-- Provided entries follows --

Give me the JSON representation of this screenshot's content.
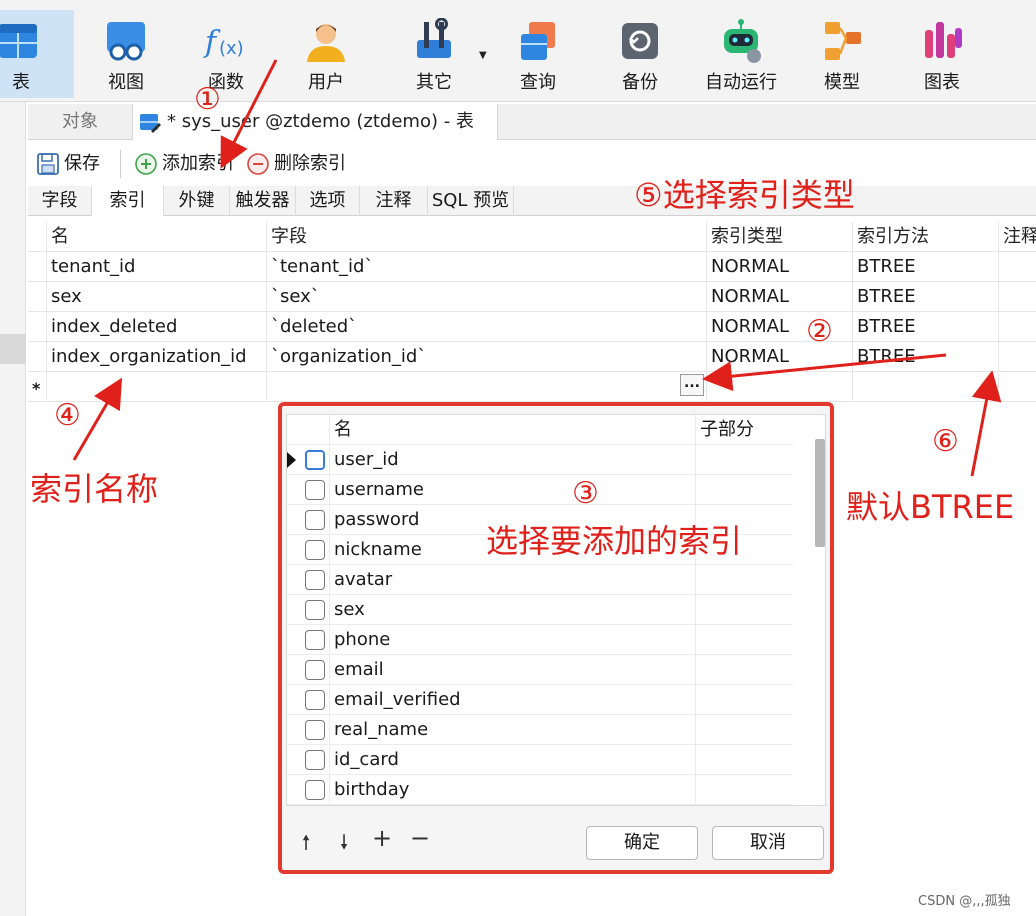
{
  "ribbon": {
    "buttons": [
      {
        "label": "表",
        "icon": "table-icon",
        "active": true
      },
      {
        "label": "视图",
        "icon": "view-icon"
      },
      {
        "label": "函数",
        "icon": "function-icon"
      },
      {
        "label": "用户",
        "icon": "user-icon"
      },
      {
        "label": "其它",
        "icon": "tools-icon",
        "has_dropdown": true
      },
      {
        "label": "查询",
        "icon": "query-icon"
      },
      {
        "label": "备份",
        "icon": "backup-icon"
      },
      {
        "label": "自动运行",
        "icon": "robot-icon"
      },
      {
        "label": "模型",
        "icon": "model-icon"
      },
      {
        "label": "图表",
        "icon": "chart-icon"
      }
    ]
  },
  "doc_tabs": {
    "objects_label": "对象",
    "current_title": "* sys_user @ztdemo (ztdemo) - 表"
  },
  "toolbar": {
    "save_label": "保存",
    "add_index_label": "添加索引",
    "delete_index_label": "删除索引"
  },
  "sub_tabs": [
    "字段",
    "索引",
    "外键",
    "触发器",
    "选项",
    "注释",
    "SQL 预览"
  ],
  "sub_tabs_active": "索引",
  "index_table": {
    "columns": [
      "名",
      "字段",
      "索引类型",
      "索引方法",
      "注释"
    ],
    "rows": [
      {
        "name": "tenant_id",
        "field": "`tenant_id`",
        "type": "NORMAL",
        "method": "BTREE"
      },
      {
        "name": "sex",
        "field": "`sex`",
        "type": "NORMAL",
        "method": "BTREE"
      },
      {
        "name": "index_deleted",
        "field": "`deleted`",
        "type": "NORMAL",
        "method": "BTREE"
      },
      {
        "name": "index_organization_id",
        "field": "`organization_id`",
        "type": "NORMAL",
        "method": "BTREE"
      }
    ],
    "new_row_marker": "*",
    "ellipsis_label": "..."
  },
  "field_picker": {
    "columns": [
      "名",
      "子部分"
    ],
    "fields": [
      "user_id",
      "username",
      "password",
      "nickname",
      "avatar",
      "sex",
      "phone",
      "email",
      "email_verified",
      "real_name",
      "id_card",
      "birthday"
    ],
    "ok_label": "确定",
    "cancel_label": "取消",
    "footer_icons": [
      "move-up-icon",
      "move-down-icon",
      "add-icon",
      "remove-icon"
    ]
  },
  "annotations": {
    "n1": "①",
    "n2": "②",
    "n3": "③",
    "n4": "④",
    "n5_text": "⑤选择索引类型",
    "n6": "⑥",
    "index_name": "索引名称",
    "choose_fields": "选择要添加的索引",
    "default_btree": "默认BTREE",
    "color": "#e0201a"
  },
  "watermark": "CSDN @,,,孤独"
}
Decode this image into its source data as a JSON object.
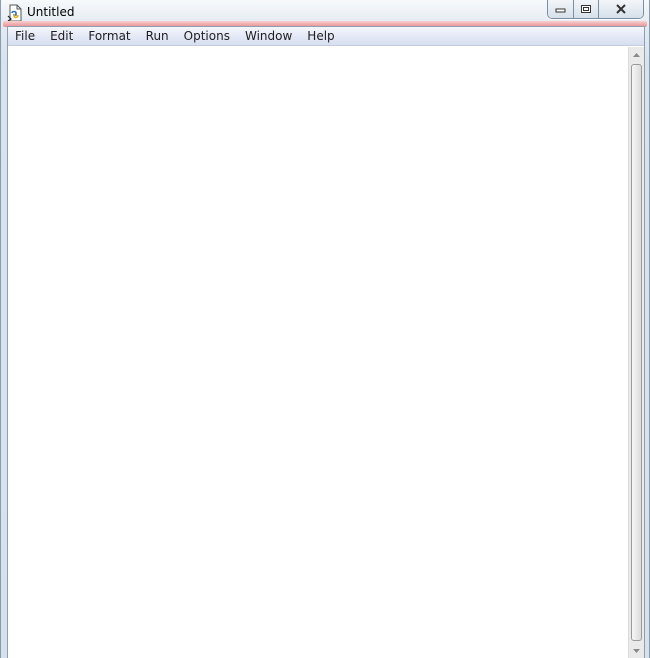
{
  "window": {
    "title": "Untitled",
    "icon": "python-idle-icon"
  },
  "caption_buttons": {
    "minimize": "minimize-icon",
    "maximize": "restore-icon",
    "close": "close-icon"
  },
  "menubar": {
    "items": [
      {
        "label": "File"
      },
      {
        "label": "Edit"
      },
      {
        "label": "Format"
      },
      {
        "label": "Run"
      },
      {
        "label": "Options"
      },
      {
        "label": "Window"
      },
      {
        "label": "Help"
      }
    ]
  },
  "editor": {
    "content": ""
  },
  "colors": {
    "frame_accent": "#e88d91",
    "menubar": "#e3e8f6",
    "editor_background": "#ffffff"
  }
}
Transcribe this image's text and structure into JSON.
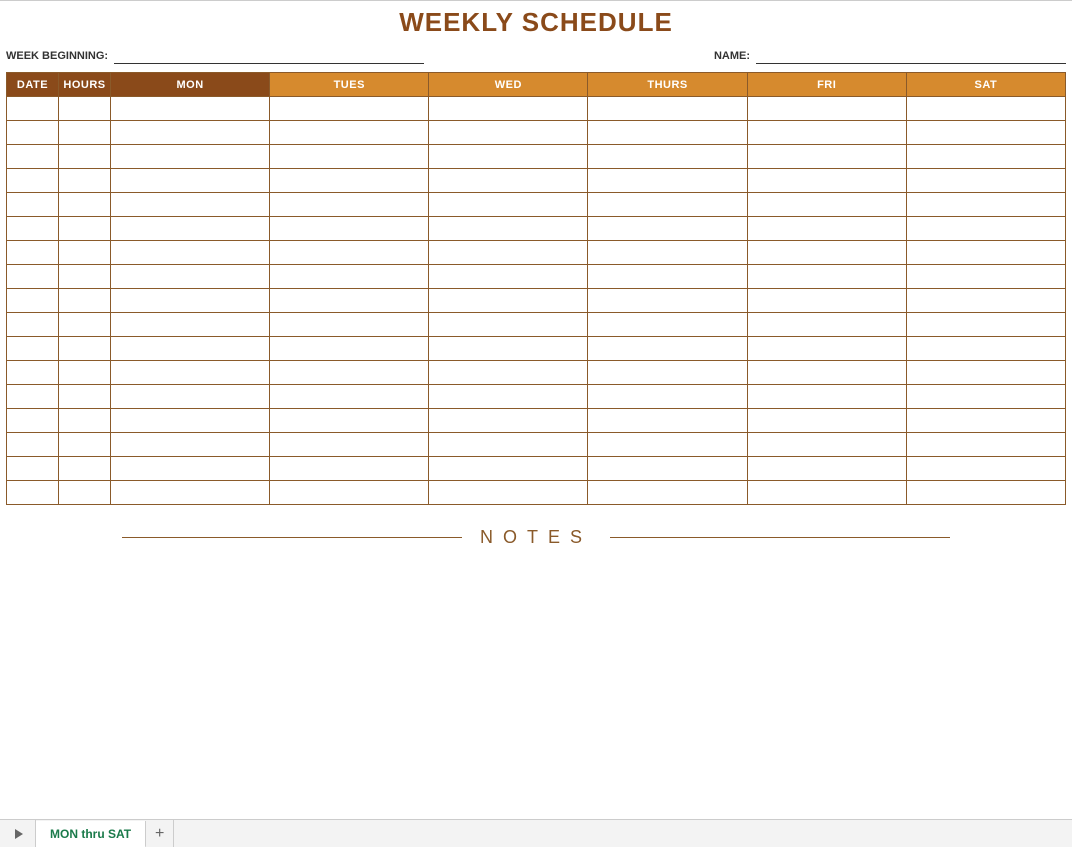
{
  "title": "WEEKLY SCHEDULE",
  "meta": {
    "week_beginning_label": "WEEK BEGINNING:",
    "week_beginning_value": "",
    "name_label": "NAME:",
    "name_value": ""
  },
  "columns": {
    "date": "DATE",
    "hours": "HOURS",
    "mon": "MON",
    "tues": "TUES",
    "wed": "WED",
    "thurs": "THURS",
    "fri": "FRI",
    "sat": "SAT"
  },
  "row_count": 17,
  "notes_label": "NOTES",
  "tabs": {
    "active": "MON thru SAT"
  }
}
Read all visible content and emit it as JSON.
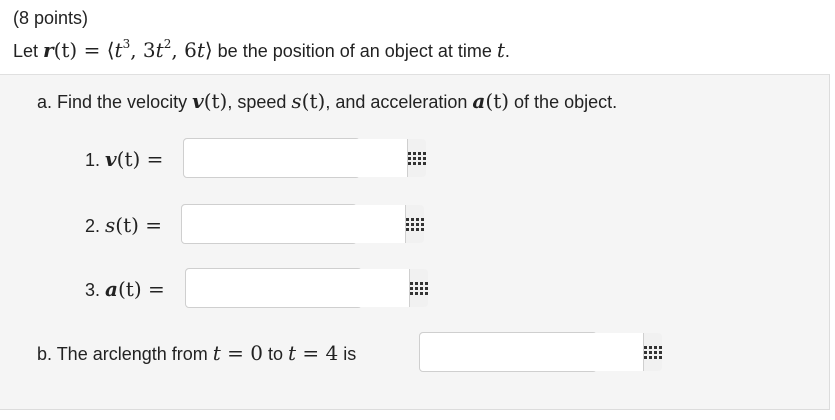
{
  "header": {
    "points": "(8 points)"
  },
  "intro": {
    "lead": "Let ",
    "vector_r": "r",
    "arg_t": "(t)",
    "equals": " = ",
    "expression_open": "⟨",
    "t3_base": "t",
    "t3_exp": "3",
    "comma1": ", 3",
    "t2_base": "t",
    "t2_exp": "2",
    "comma2": ", 6",
    "t_last": "t",
    "expression_close": "⟩",
    "tail": " be the position of an object at time ",
    "time_var": "t",
    "period": "."
  },
  "part_a": {
    "lead": "a. Find the velocity ",
    "v_sym": "v",
    "v_arg": "(t)",
    "sep1": ", speed ",
    "s_sym": "s",
    "s_arg": "(t)",
    "sep2": ", and acceleration ",
    "a_sym": "a",
    "a_arg": "(t)",
    "tail": " of the object."
  },
  "items": [
    {
      "number": "1. ",
      "symbol": "v",
      "arg": "(t)",
      "equals": " =",
      "value": "",
      "placeholder": ""
    },
    {
      "number": "2. ",
      "symbol": "s",
      "arg": "(t)",
      "equals": " =",
      "value": "",
      "placeholder": ""
    },
    {
      "number": "3. ",
      "symbol": "a",
      "arg": "(t)",
      "equals": " =",
      "value": "",
      "placeholder": ""
    }
  ],
  "part_b": {
    "lead": "b. The arclength from ",
    "t_var1": "t",
    "eq1": " = 0",
    "to": " to ",
    "t_var2": "t",
    "eq2": " = 4",
    "tail": " is",
    "value": "",
    "placeholder": ""
  },
  "icons": {
    "palette": "grid-icon"
  },
  "colors": {
    "panel_bg": "#f5f5f5",
    "text": "#222222",
    "input_border": "#cfcfcf",
    "button_bg": "#f1f1f1"
  }
}
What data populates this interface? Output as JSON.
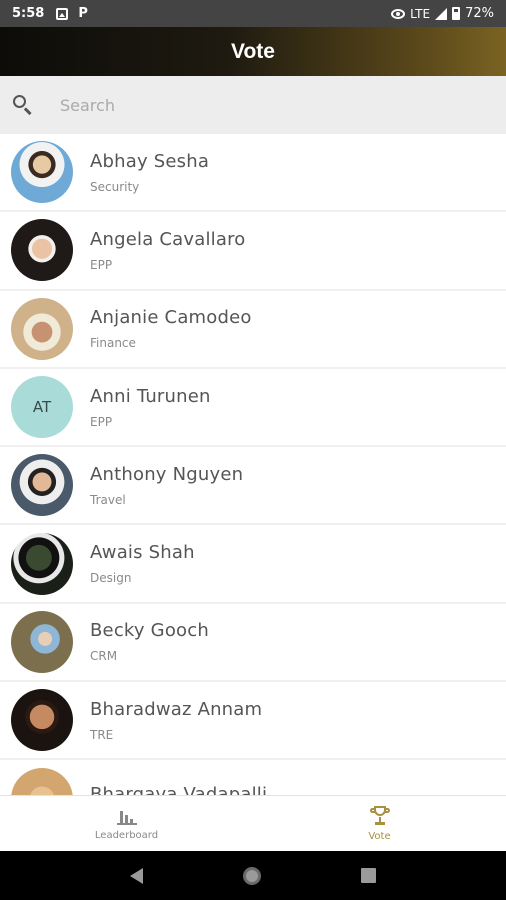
{
  "status_bar": {
    "time": "5:58",
    "p_label": "P",
    "network": "LTE",
    "battery": "72%"
  },
  "app_bar": {
    "title": "Vote"
  },
  "search": {
    "placeholder": "Search",
    "value": ""
  },
  "people": [
    {
      "name": "Abhay Sesha",
      "department": "Security",
      "avatar": {
        "type": "photo",
        "color": "#5b9fcf"
      }
    },
    {
      "name": "Angela Cavallaro",
      "department": "EPP",
      "avatar": {
        "type": "photo",
        "color": "#2a2020"
      }
    },
    {
      "name": "Anjanie Camodeo",
      "department": "Finance",
      "avatar": {
        "type": "photo",
        "color": "#b9a98a"
      }
    },
    {
      "name": "Anni Turunen",
      "department": "EPP",
      "avatar": {
        "type": "initials",
        "initials": "AT",
        "color": "#a9dcd8"
      }
    },
    {
      "name": "Anthony Nguyen",
      "department": "Travel",
      "avatar": {
        "type": "photo",
        "color": "#dcdcdc"
      }
    },
    {
      "name": "Awais Shah",
      "department": "Design",
      "avatar": {
        "type": "photo",
        "color": "#1f2a1c"
      }
    },
    {
      "name": "Becky Gooch",
      "department": "CRM",
      "avatar": {
        "type": "photo",
        "color": "#8c7e5c"
      }
    },
    {
      "name": "Bharadwaz Annam",
      "department": "TRE",
      "avatar": {
        "type": "photo",
        "color": "#3b2418"
      }
    },
    {
      "name": "Bhargava Vadapalli",
      "department": "",
      "avatar": {
        "type": "photo",
        "color": "#d9b98c"
      }
    }
  ],
  "bottom_nav": {
    "items": [
      {
        "label": "Leaderboard",
        "icon": "bar-chart-icon",
        "active": false
      },
      {
        "label": "Vote",
        "icon": "trophy-icon",
        "active": true
      }
    ],
    "active_color": "#a89040"
  },
  "colors": {
    "appbar_gradient_start": "#0d0c09",
    "appbar_gradient_end": "#7a6322",
    "search_bg": "#ededed"
  }
}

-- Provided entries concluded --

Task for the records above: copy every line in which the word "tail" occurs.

#### Exercise result:
    "tail": " be the position of an object at time ",
    "tail": " of the object."
    "tail": " is",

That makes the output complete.